2017: the higher education year in review

15 December 2017

It’s been a rollercoaster of a year in higher education in Australia. 

Universities Australia has led a vast program of work on behalf of the sector – driving advocacy on a wide array of issues affecting our members.

Here we recap a few of the major undertakings and issues we’ve navigated in 2017.

Let’s start with the proposed cuts of $2.8 billion to universities and students – after $3.9 billion in earlier contributions to Budget repair.

If there’s just one moment that synthesises the sector’s unified and passionate advocacy against cuts, surely it was former Whyalla steelworker and UniSA student Chris Mills explaining the impact that cuts would inflict on a heavy industry town with an economy in transition.



In the eight months since the cuts were proposed, we have led a vast program of advocacy and communications – including the #stopunicuts content that was shared widely.

This included a series of powerful opinion pieces – here are just a sample of those that ran in The Advertiser, The Australian and the Australian Financial Review – and a large number of news stories on the impact the cuts would have on unis, future skills and Australia’s economic growth.

The lack of Senate support for the legislated cuts was made clear in mid-October, sparking media stories about the prospect of the Government seeking to make backdoor cuts.

Yet research showed cuts weren’t just unpopular with the Parliament – but also with the Australian people.

Australia’s ‘future fund’ for higher education – which has helped to build hugely-important facilities that help generate economic growth in regional Australia – also came under renewed threat. Once again, UA made the sector’s strong case to safeguard this driver of future jobs and growth.

In a year in which almost every sector shed further light on unacceptable behaviours right across our societies, Australian universities built on the comprehensive work program we launched in early 2016 to combat sexual assault and sexual harassment in university student communities.

The survey of our students that our universities – through UA – funded and asked the Australian Human Rights Commission to undertake, was released in August.
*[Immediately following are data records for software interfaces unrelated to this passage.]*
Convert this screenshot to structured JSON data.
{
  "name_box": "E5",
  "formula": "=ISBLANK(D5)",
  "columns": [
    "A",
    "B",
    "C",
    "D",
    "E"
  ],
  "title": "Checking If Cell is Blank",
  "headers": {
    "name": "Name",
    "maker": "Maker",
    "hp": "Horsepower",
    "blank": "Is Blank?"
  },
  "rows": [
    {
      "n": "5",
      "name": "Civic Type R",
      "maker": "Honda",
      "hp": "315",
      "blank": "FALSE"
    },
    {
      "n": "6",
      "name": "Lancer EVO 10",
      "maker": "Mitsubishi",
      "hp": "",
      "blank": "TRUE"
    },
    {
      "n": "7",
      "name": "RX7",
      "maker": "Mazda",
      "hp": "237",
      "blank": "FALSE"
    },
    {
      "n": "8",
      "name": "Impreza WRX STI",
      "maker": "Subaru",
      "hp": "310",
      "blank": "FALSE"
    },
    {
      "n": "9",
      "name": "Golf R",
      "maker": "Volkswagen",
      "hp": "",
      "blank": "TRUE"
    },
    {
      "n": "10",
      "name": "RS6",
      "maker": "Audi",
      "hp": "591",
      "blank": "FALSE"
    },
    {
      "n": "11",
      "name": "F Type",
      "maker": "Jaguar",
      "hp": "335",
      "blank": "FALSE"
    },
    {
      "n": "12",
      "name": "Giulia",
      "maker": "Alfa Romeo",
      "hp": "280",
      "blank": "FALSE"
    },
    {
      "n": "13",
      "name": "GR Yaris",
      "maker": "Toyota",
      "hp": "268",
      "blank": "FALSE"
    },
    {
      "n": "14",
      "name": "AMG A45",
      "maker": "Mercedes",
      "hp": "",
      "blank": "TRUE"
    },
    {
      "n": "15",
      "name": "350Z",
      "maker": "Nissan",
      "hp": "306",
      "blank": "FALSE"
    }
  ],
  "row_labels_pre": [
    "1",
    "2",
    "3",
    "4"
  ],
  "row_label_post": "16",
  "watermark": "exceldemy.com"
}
With a commitment to further swift and strong action, UA released the sector’s 10-point action plan to guide our next steps.

And here is the powerful moment in which UA Chair Professor Margaret Gardner spoke directly to student survivors about what they had experienced at the hands of the person who sexually assaulted them.
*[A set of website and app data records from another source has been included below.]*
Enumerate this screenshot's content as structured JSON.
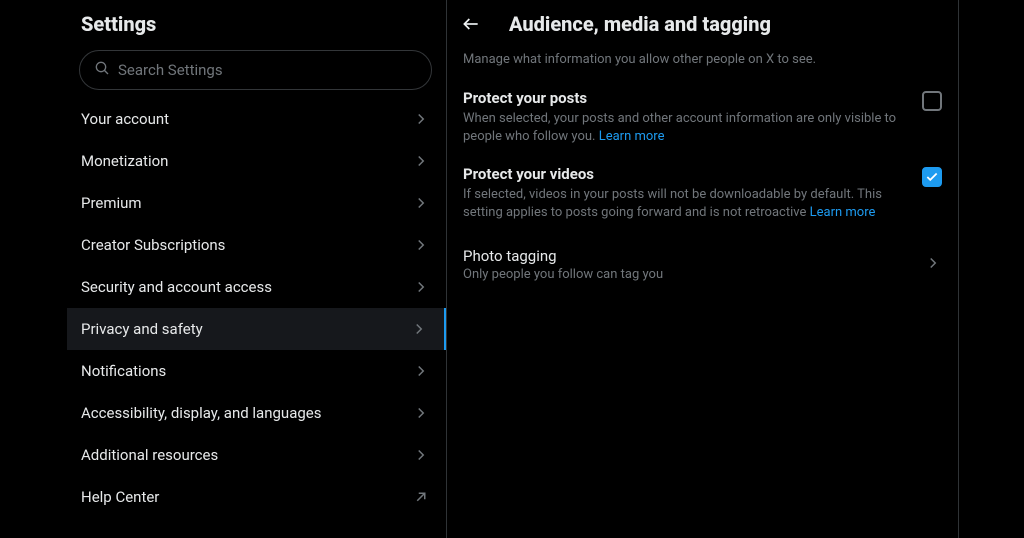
{
  "sidebar": {
    "title": "Settings",
    "search_placeholder": "Search Settings",
    "items": [
      {
        "label": "Your account"
      },
      {
        "label": "Monetization"
      },
      {
        "label": "Premium"
      },
      {
        "label": "Creator Subscriptions"
      },
      {
        "label": "Security and account access"
      },
      {
        "label": "Privacy and safety"
      },
      {
        "label": "Notifications"
      },
      {
        "label": "Accessibility, display, and languages"
      },
      {
        "label": "Additional resources"
      },
      {
        "label": "Help Center"
      }
    ]
  },
  "detail": {
    "title": "Audience, media and tagging",
    "subtitle": "Manage what information you allow other people on X to see.",
    "protect_posts": {
      "title": "Protect your posts",
      "desc": "When selected, your posts and other account information are only visible to people who follow you. ",
      "learn_more": "Learn more"
    },
    "protect_videos": {
      "title": "Protect your videos",
      "desc": "If selected, videos in your posts will not be downloadable by default. This setting applies to posts going forward and is not retroactive ",
      "learn_more": "Learn more"
    },
    "photo_tagging": {
      "title": "Photo tagging",
      "subtitle": "Only people you follow can tag you"
    }
  }
}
In 2017, UA also launched the sector’s first comprehensive Indigenous strategy including ambitious targets that universities have set to boost their Aboriginal and Torres Strait Islander student enrolments.
The strategy was developed in partnership with the National Aboriginal and Torres Strait Islander Higher Education Consortium.

In a lyrical speech at the Parliament House launch, young Gumbaynggirr woman Lilly Brown – a University of Melbourne PhD student – spoke movingly about the thousands of generations of deep knowledge that Australia’s first people carry which connects to country.



In 2017, UA highlighted in our Startup Smarts publication the vast extent to which universities and their graduates are the driving force in Australia’s startup economy.

And in a stirring defence of evidence and expertise in a post-truth world, then UA Chair Professor Barney Glover highlighted the invaluable role of universities to safeguard public debate and facts.

And in a keynote to the Universities Australia Higher Education Conference 2017, the former US Ambassador to Australia the Hon Jeffrey Bleich spoke insightfully about what history can teach us as we navigate a turbulent global landscape and constant disruption.

And in a passionate masterclass on storytelling, iconic Australian actor Jack Thompson held the sector’s communicators spellbound at the Universities Australia Marketing Communications and Development conference.

In 2017, Australia’s earnings from international education hit a new record of $28 billion a year—and its crucial role in Australia’s soft diplomacy was recognised in the Foreign Policy White Paper.

UA spoke up – and the Government listened and acted in response – to avert changes to temporary work visa rules that would have impeded Australia’s ongoing ability to attract the best and brightest global university talent to work alongside our homegrown superstars.

Likewise, UA voiced members' concerns on the Australian Research Council’s Engagement and Impact exercise.

UA continued a sustained campaign to retain the $3.8 billion Education Investment Fund, the last source of Commonwealth support for higher education and research infrastructure. At the time of writing, the abolition Bill has not passed the parliament.

UA also marked the 10th anniversary of Universities Australia – and almost a century since its predecessor body was founded – with a short documentary: Keeping it Clever since 1920.



Graduate employability remained a top priority for our member universities, who do more than ever before to ensure their students are prepared for the world of work. And we provided regular media comment on how graduates continue to have a strong advantage in the job and salary markets – with nine in ten graduates in a full-time job three years after finishing study.

This year, UA also reinforced how crucial it is to have policy settings and smart public investments to ensure we can create new jobs to replace and extend those lost through technological disruption.

UA also played a crucial role to ensure the facts are understood on university attrition. And the higher education sector worked in close collaboration with Government to ensure new clear and consistent information on university entry requirements can be implemented.

All in all, it was a hectic and highly productive year.

We look forward to continuing to work on behalf of all universities in 2018.